As a lifelong Republican and a legislator for many years, I have seen a disturbing change in the Republican Party of Florida, its policies and its tone. I’m particularly troubled by the willingness, if not deliberate strategy, to twist the truth.
BY DWIGHT BULLARD
The silence scares me.
MIAMI-DADE PUBLIC SCHOOLS
BY T. WILLARD FAIR
The research is clear that teachers are the most significant in-school factor affecting student achievement. Yet, across the country, we see a persistent and shameful pattern, whereby low-income students of color are far more likely to have the least experienced and least effective teachers.
MICHAEL BROWN SHOOTING
BY JOY-ANN REID
If you’ve never feared the police — if you don’t get a dull ache in the pit of your stomach when you see red and blue flashing lights, even when you know you’re not doing anything wrong — consider yourself lucky.
BY STEVE BOUSQUET
Gov. Rick Scott on Monday ramped up an asphalt agenda, calling for more lanes on Interstate 295 in Jacksonville and millions more for airports and seaports.
BY THOMAS L. FRIEDMAN
Hillary Clinton recently reignited the who-lost-Syria debate when she suggested that President Barack Obama made a mistake in not intervening more forcefully early in the Syrian civil war by arming the pro-democracy rebels. I’ve been skeptical about such an intervention — skeptical that there were enough of these “mainstream insurgents,” skeptical that they could ever defeat President Bashar Assad’s army and the Islamists and govern Syria.
BY MICHAEL PUTNEY
Why can’t political corruption prosecutors win convictions in South Florida? The U.S. Attorney’s office is 0-2 in recent months, failing to win guilty verdicts against mayors Michael Pizzi of Miami Lakes and Julio Robaina of Hialeah. Two big fish in the political corruption pool who are now swimming free.

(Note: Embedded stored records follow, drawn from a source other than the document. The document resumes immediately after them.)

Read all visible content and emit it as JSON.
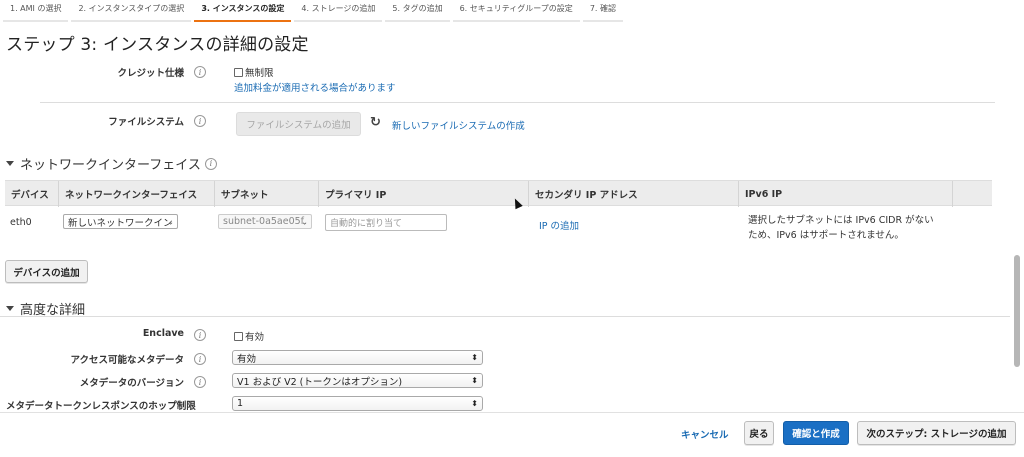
{
  "wizard": {
    "steps": [
      {
        "label": "1. AMI の選択",
        "active": false
      },
      {
        "label": "2. インスタンスタイプの選択",
        "active": false
      },
      {
        "label": "3. インスタンスの設定",
        "active": true
      },
      {
        "label": "4. ストレージの追加",
        "active": false
      },
      {
        "label": "5. タグの追加",
        "active": false
      },
      {
        "label": "6. セキュリティグループの設定",
        "active": false
      },
      {
        "label": "7. 確認",
        "active": false
      }
    ]
  },
  "page": {
    "title": "ステップ 3: インスタンスの詳細の設定"
  },
  "credit": {
    "label": "クレジット仕様",
    "checkbox_label": "無制限",
    "note": "追加料金が適用される場合があります"
  },
  "filesystem": {
    "label": "ファイルシステム",
    "add_button": "ファイルシステムの追加",
    "create_link": "新しいファイルシステムの作成"
  },
  "network": {
    "section_title": "ネットワークインターフェイス",
    "columns": [
      "デバイス",
      "ネットワークインターフェイス",
      "サブネット",
      "プライマリ IP",
      "セカンダリ IP アドレス",
      "IPv6 IP"
    ],
    "row": {
      "device": "eth0",
      "interface": "新しいネットワークイン",
      "subnet": "subnet-0a5ae05f",
      "primary_ip_placeholder": "自動的に割り当て",
      "add_ip_link": "IP の追加",
      "ipv6_note_line1": "選択したサブネットには IPv6 CIDR がない",
      "ipv6_note_line2": "ため、IPv6 はサポートされません。"
    },
    "add_device_button": "デバイスの追加"
  },
  "advanced": {
    "section_title": "高度な詳細",
    "enclave_label": "Enclave",
    "enclave_checkbox": "有効",
    "metadata_access_label": "アクセス可能なメタデータ",
    "metadata_access_value": "有効",
    "metadata_version_label": "メタデータのバージョン",
    "metadata_version_value": "V1 および V2 (トークンはオプション)",
    "hop_limit_label": "メタデータトークンレスポンスのホップ制限",
    "hop_limit_value": "1"
  },
  "footer": {
    "cancel": "キャンセル",
    "back": "戻る",
    "review_launch": "確認と作成",
    "next": "次のステップ: ストレージの追加"
  },
  "colors": {
    "accent_tab": "#ec7211",
    "link": "#1a6bb3",
    "primary_button": "#1a6fc4"
  }
}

In My Opinion
By Leonard Pitts Jr.
BY DOYLE MCMANUS
There are two words every president, including Barack Obama, hates to hear: “lame duck.”
ROBIN WILLIAMS’ DEATH
BY ANDREA BARROCAS GOTTLIEB
Just like a cold, suicide can be contagious.
BY JEANNE BAKER AND JULIA DAWSON
As with people, cities can learn from their mistakes or from the mistakes of others. The latter option is preferable. The recent events in Ferguson, a suburb of St. Louis, Mo., can be instructive for any American city.
BY CARLOS ALBERTO MONTANER
The Yazidis, 700,000 of them, are at risk of being murdered. The criminal militants of the Islamic State — that bloodthirsty entity that has suddenly emerged in the Middle East — have already killed several hundred. The number is not higher because the Yazidis fled and hid. The Muslims liquidate them and sometimes rape the women before slitting their throats.
BY EMILY MELLO
One child enthusiastically dives into a pile of colorful ribboned wires and begins to twist and bend them into different shapes, while a boy with his arms crossed stares down blankly. A teaching artist spots the pout and approaches him by putting a simple dome on the table and asks if he will help her to add to it. He reluctantly begins by curving one strip into a circle and soon his hesitation disappears.
BY MARY SANCHEZ
Americans had spent days watching round-the-clock coverage of the escalating tensions in Ferguson, Missouri when President Obama acknowledged that we are “deeply disturbed” by the situation.
BY CYNTHIA M. ALLEN
Convert to Islam, pay a religious levy or die.
RACE FOR GOVERNOR
BY HELEN AGUIRRE FERRÉ
Among the candidates running to lead the state of Florida, two share the title of governor and in a very real sense are both running for reelection. Democrat Charlie Crist and Republican Rick Scott are in a tight race which will likely be determined in Miami-Dade County.